Following up on last week’s announcement that Biyi Bandele’s “Half Of A Yellow Sun” – a film adaptation of celebrated author Chimamanda Ngozi Adichie’s Orange Prize-winning novel of the same name – has finally been cleared by the Nigerian Film and Video Censors Board, for local release, after almost 3 months in Limbo.
The announcement didn’t include a date that the film will eventually be released now that it’s been approved for release; but we’ve learned today that its theatrical debut in Nigeria is now set for August 1.
The film’s producers and Nigerian distributor FilmOne Distribution, released a statement on the film’s Censors Board clearance, which included a mention of a release date:
Shareman Media and FilmOne Distribution are happy to announce that the highly anticipated movie, Half of a Yellow Sun has been certified for theatrical release in Nigeria. The movie, starring BAFTA award-winning and Oscar-nominated actor Chiwetel Ejiofor, BAFTA award-winning actress Thandie Newton, Anika Noni Rose, AMAA winners Genevieve Nnaji and Onyeka Onwenu, Zack Orji, and O.C. Ukeje has been opened to audiences in Australia, New Zealand, the UK and USA. Following the certification by the National Film and Video Censors Board, the movie will be available in cinemas across Nigeria from the 1st of August 2014. With world-wide rave reviews and critical acclaim, this silky love tale has thrilled movie audiences everywhere. Half of a Yellow Sun is now set to strike a special chord with every Nigerian. The producers and distributors of this landmark movie would like to particularly thank all Nigerians for their patience and support
According to the Board’s Corporate Affairs representative, Caesar Kagho, the film has been approved with an “18” rating, which, based on my research, is the equivalent of an “R” rating here in the USA, which matches what the MPAA rated it for USA release.

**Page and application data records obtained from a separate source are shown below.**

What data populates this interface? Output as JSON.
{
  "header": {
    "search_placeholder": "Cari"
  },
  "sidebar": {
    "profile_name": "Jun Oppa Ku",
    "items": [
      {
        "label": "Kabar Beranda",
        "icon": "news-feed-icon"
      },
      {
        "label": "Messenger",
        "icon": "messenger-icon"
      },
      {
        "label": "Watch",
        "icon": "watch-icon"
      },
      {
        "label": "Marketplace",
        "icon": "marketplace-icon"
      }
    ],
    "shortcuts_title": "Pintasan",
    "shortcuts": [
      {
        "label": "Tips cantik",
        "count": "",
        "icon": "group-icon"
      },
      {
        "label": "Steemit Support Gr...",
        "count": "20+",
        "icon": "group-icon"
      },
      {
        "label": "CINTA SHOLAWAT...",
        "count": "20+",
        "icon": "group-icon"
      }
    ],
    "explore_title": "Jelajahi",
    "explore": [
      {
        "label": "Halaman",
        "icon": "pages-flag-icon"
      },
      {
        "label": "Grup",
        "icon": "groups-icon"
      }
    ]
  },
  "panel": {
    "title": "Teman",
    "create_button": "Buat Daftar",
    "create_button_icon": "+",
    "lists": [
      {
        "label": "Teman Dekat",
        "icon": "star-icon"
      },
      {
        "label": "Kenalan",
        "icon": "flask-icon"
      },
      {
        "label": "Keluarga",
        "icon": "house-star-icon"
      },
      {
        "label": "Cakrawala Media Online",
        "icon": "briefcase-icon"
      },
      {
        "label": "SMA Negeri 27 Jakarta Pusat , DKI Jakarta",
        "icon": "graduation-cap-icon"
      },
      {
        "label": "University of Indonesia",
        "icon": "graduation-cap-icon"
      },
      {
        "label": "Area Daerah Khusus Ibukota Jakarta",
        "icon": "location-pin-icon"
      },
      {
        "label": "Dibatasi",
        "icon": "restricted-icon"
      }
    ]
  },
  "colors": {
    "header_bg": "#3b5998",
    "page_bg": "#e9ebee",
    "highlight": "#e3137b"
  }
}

This news comes over 2 months after the film was initially set to open in Nigerian theaters (it’s already been released in the USA and the UK, and is already available on home video in both regions).
It was to open in Nigeria, where the film is set, on Friday, April 25, but that didn’t happen, as its release date was postponed, and has since been delayed, due to “delays in getting certification from Nigerian Film and Video Censors Board.”
Government censors said that they delayed the release of the film because “it might incite violence in the country” given its subject matter – specifically, a scene that details a massacre at a northern Nigerian airport – in light of current political turmoil within the country.
What led to the film’s eventual Census Board approval isn’t yet public information. It was previously reported that the bureau wanted certain scenes cut from the film in order for approval to be granted. So maybe we are to assume that the producers of the film accepted the compromise.